When Restaurants Stop Being Worth It

There is an existential crisis in the restaurant industry. Right now.

Forget about Chili's re-re-vamping their menu to try to win back alienated customers. The restaurant industry is now getting squeezed from multiple directions: rising minimum wages, rising rents, rising legal and regulatory costs, and of course rising food costs too.

What's new this time around is the industry finds itself absolutely unable to pass these costs through to consumers in the form of higher prices.

The latest and most shocking admission of this was from the restaurant chain Red Robin [ticker symbol RRGB]. Red Robin's management said this in their most recent quarterly conference call:

"A top area of focus for us has been managing labor costs. The minimum wage and general regulatory environment is growing at an unprecedented rate, especially on the West Coast, where we have our strongest and largest footprint. Hourly wages are up again this year in the mid-single digits, and we know there's no appetite by today's consumer to spend more to cover this. Absorbing these increases with higher pricing is not an alternative for us."

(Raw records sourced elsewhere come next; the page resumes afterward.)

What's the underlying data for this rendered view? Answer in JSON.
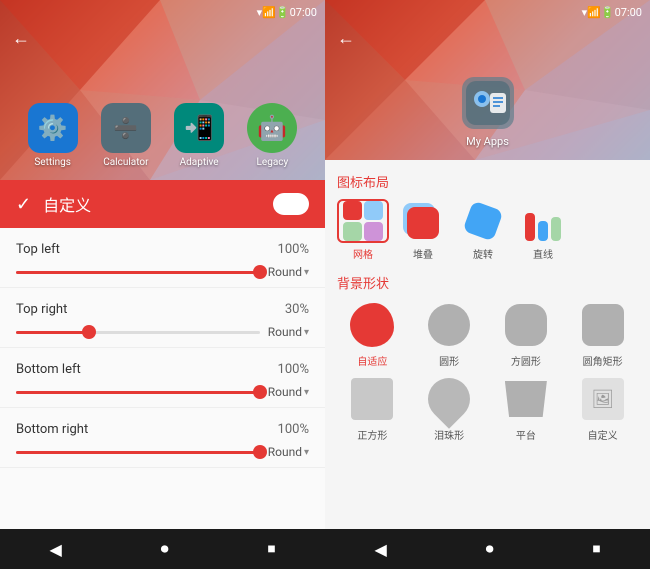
{
  "left": {
    "status_bar": {
      "time": "07:00"
    },
    "back_button": "←",
    "app_icons": [
      {
        "label": "Settings",
        "color": "#1976D2",
        "emoji": "⚙️"
      },
      {
        "label": "Calculator",
        "color": "#546E7A",
        "emoji": "🔢"
      },
      {
        "label": "Adaptive",
        "color": "#00897B",
        "emoji": "📱"
      },
      {
        "label": "Legacy",
        "color": "#4CAF50",
        "emoji": "🤖"
      }
    ],
    "toggle_bar": {
      "check": "✓",
      "label": "自定义"
    },
    "settings": [
      {
        "name": "Top left",
        "value": "100%",
        "fill_pct": 100,
        "dropdown": "Round"
      },
      {
        "name": "Top right",
        "value": "30%",
        "fill_pct": 30,
        "dropdown": "Round"
      },
      {
        "name": "Bottom left",
        "value": "100%",
        "fill_pct": 100,
        "dropdown": "Round"
      },
      {
        "name": "Bottom right",
        "value": "100%",
        "fill_pct": 100,
        "dropdown": "Round"
      }
    ],
    "nav": {
      "back": "◀",
      "home": "⏺",
      "recents": "⏹"
    }
  },
  "right": {
    "status_bar": {
      "time": "07:00"
    },
    "back_button": "←",
    "myapps_label": "My Apps",
    "section_layout": "图标布局",
    "layout_items": [
      {
        "label": "网格",
        "active": true
      },
      {
        "label": "堆叠",
        "active": false
      },
      {
        "label": "旋转",
        "active": false
      },
      {
        "label": "直线",
        "active": false
      }
    ],
    "section_shape": "背景形状",
    "shape_items": [
      {
        "label": "自适应",
        "shape": "adaptive",
        "active": true
      },
      {
        "label": "圆形",
        "shape": "circle",
        "active": false
      },
      {
        "label": "方圆形",
        "shape": "squircle",
        "active": false
      },
      {
        "label": "圆角矩形",
        "shape": "rounded-rect",
        "active": false
      },
      {
        "label": "正方形",
        "shape": "square",
        "active": false
      },
      {
        "label": "泪珠形",
        "shape": "teardrop",
        "active": false
      },
      {
        "label": "平台",
        "shape": "platform",
        "active": false
      },
      {
        "label": "自定义",
        "shape": "custom",
        "active": false
      }
    ],
    "nav": {
      "back": "◀",
      "home": "⏺",
      "recents": "⏹"
    }
  }
}
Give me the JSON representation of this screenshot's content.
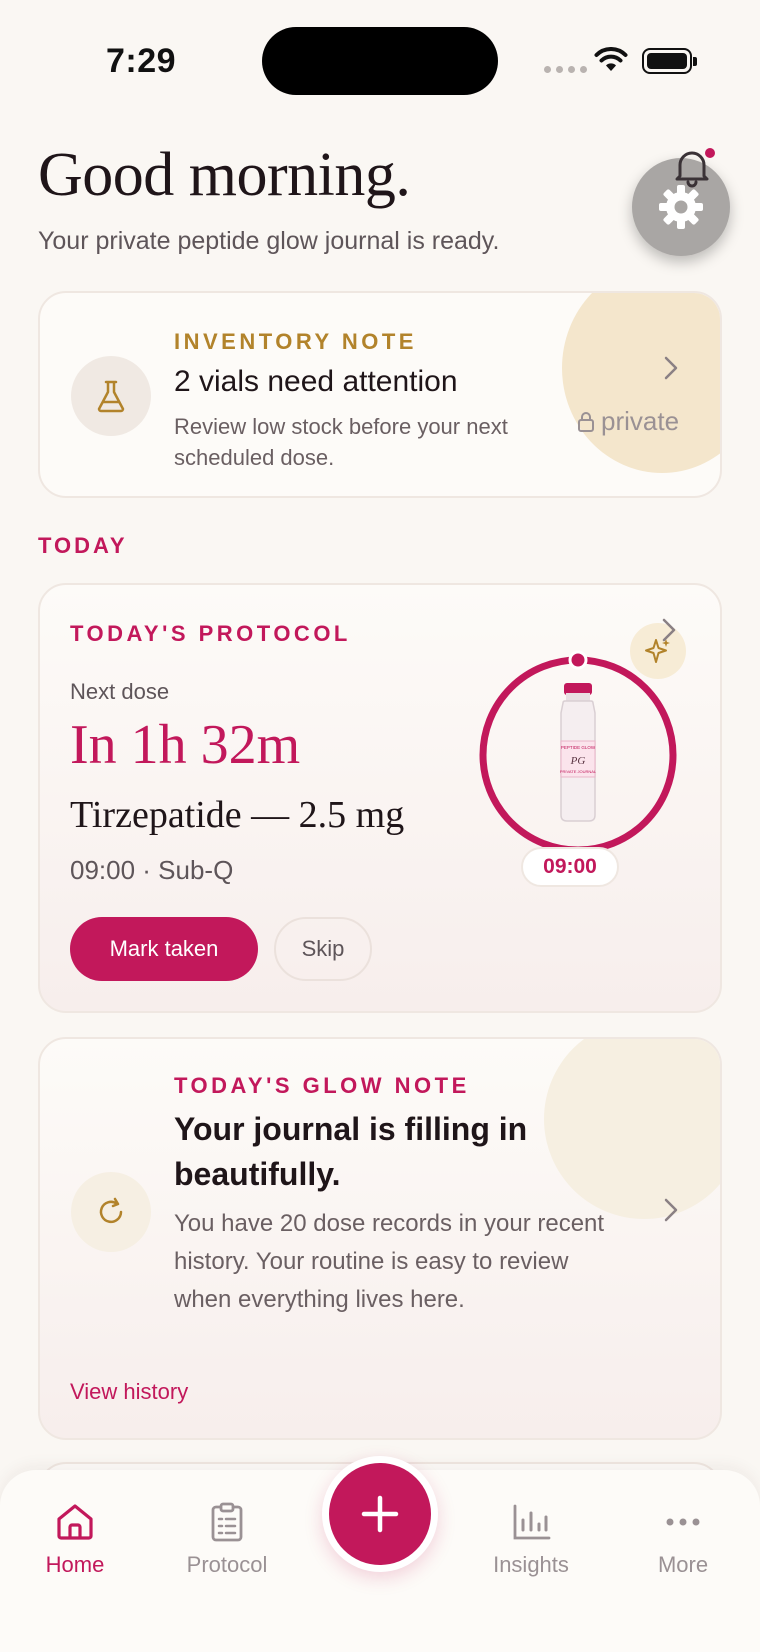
{
  "status_bar": {
    "time": "7:29"
  },
  "header": {
    "greeting": "Good morning.",
    "subtitle": "Your private peptide glow journal is ready."
  },
  "inventory_card": {
    "eyebrow": "INVENTORY NOTE",
    "title": "2 vials need attention",
    "description": "Review low stock before your next scheduled dose.",
    "privacy_label": "private"
  },
  "today_section": {
    "label": "TODAY"
  },
  "protocol_card": {
    "eyebrow": "TODAY'S PROTOCOL",
    "next_label": "Next dose",
    "countdown": "In 1h 32m",
    "drug": "Tirzepatide — 2.5 mg",
    "time_route": "09:00 · Sub-Q",
    "mark_taken_label": "Mark taken",
    "skip_label": "Skip",
    "ring_time": "09:00",
    "vial_label_top": "PEPTIDE GLOW",
    "vial_label_logo": "PG",
    "vial_label_bottom": "PRIVATE JOURNAL"
  },
  "glow_card": {
    "eyebrow": "TODAY'S GLOW NOTE",
    "title": "Your journal is filling in beautifully.",
    "description": "You have 20 dose records in your recent history. Your routine is easy to review when everything lives here.",
    "link": "View history"
  },
  "tab_bar": {
    "items": [
      {
        "label": "Home",
        "icon": "home-icon",
        "active": true
      },
      {
        "label": "Protocol",
        "icon": "clipboard-icon",
        "active": false
      },
      {
        "label": "Insights",
        "icon": "bar-chart-icon",
        "active": false
      },
      {
        "label": "More",
        "icon": "more-dots-icon",
        "active": false
      }
    ],
    "fab_icon": "plus-icon"
  },
  "colors": {
    "accent": "#c2185b",
    "gold": "#b2832b",
    "background": "#faf7f3"
  }
}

There it is, straight out of the bird's, I mean CEO's, mouth: Not only are food and regulatory costs rising and minimum wage is increasing "at an unprecedented rate," but worst of all, they can't hike prices any more to compensate.

I'll share yet another an example from a local Irish pub we sometimes go to here in suburban New Jersey. This place is a basic, no frills, casual restaurant, a good place, and it now charges $11 for a burger. And an extra buck fifty for a piece of bacon and cheese.

So, imagine the management of this restaurant as they experience the same inevitable cost squeeze that Red Robin and others face. At first, they'll do what they've always done: they respond to their higher costs by passing them along to us. Just hike that burger's price by yet another buck.

That worked in the past, as the consumer didn't mind (or even notice) a burger increasing from $6 to $7 or $7 to $8.

But at some point the consumer notices. And minds. At some point, that burger just stops being worth it. Where that point is, it's hard to know. It depends. But when a basic burger starts to get up into the double digits, at $11-ish, $12-ish, can you hike prices another buck? And, then, a year from now another buck?

Before you know it, a modest dinner of, say, two burgers and two beers, maybe a side order, add in taxes and tip... suddenly, you're looking at a sixty or seventy dollar tab. For burgers and beers.

It ain't worth it. So people stop going out to eat. This is exactly what intelligent consumers do in the face of inflation.

Heck, I can easily feed the two of us for two weeks on $70.

Even Jim Cramer, stock market spaz for the masses, is onto this. Partly it's because he actually owns a restaurant, a Mexican place in Brooklyn. Regarding these trends, he wrote recently:

"It's a nightmare for any restaurateur. And it's just beginning."

A final note, regarding yet more synergies of being an investor and a (frugal) consumer. You'd have seen this theme coming, likely as much as a few years ago, if you were paying attention to the rising cost--and increasingly questionable value--of dining out versus cooking at home.

Red Robin's Third Quarter 2017 conference call transcript

Finally a quick housekeeping note: Next week I'll run Casual Kitchen's top posts of 2017. Stay tuned!!

Read Next: How to Become a Sophisticated Investor: Six Steps

1 comment:

Marcia said...

I think there are many different things to go into this. And not just cost, but also experience.

With stagnant wages and a lot of unemployment - who can afford to eat out? Well, let's look at the various groups.

- Boomers and the elderly can often eat out. Their kids are gone, they've got a pension, or at least a low mortgage - and more disposable income (this obviously does not apply to all).

- Millennials - well, many of them like to eat out but a lot of them are also broke or have huge loans. They tend to eschew chain restaurants though.

- Families - that's me and let me get into that a bit
1. Eating out with kids is a total pain in the ass, pardon my French. Age 2 to 4, it's not worth it AT ALL, in any way shape or form. I went and had kids 6 years apart. So I doubled the length of time. And kid #2 is 5 and is still a PITA. He can't sit still.

2. Eating out is not healthy. Sure, I let my spouse take the kids to McD's or Chik-fil-A a few times a year. But I'm in my late 40's, I can't eat that crap.

In addition to that - I'd rather eat out things that I can't make well at home. I love a good burger. You know? The single thing that I'm MOST likely to go out for is a burger (can't eat wheat anymore though, so I have to do the lettuce wrap thing). If it's a really good burger? I'll totally pay $11 for it. But here's the thing: that's a 2x a year thing for me.

Eating out with wheat sensitivities is also a complete pain, so we tend to eat out less often.

It's a tricky thing, this whole economics of eating out. I'd rather eat at a decent place where people get paid a decent income and the food is good. How many restaurants do we need? How long are we going to FOOL ourselves by saying these jobs are for "teenagers". Because let's face it - most of these jobs don't go to teenagers anymore. Pressure keeps wages down and prices down and quality down.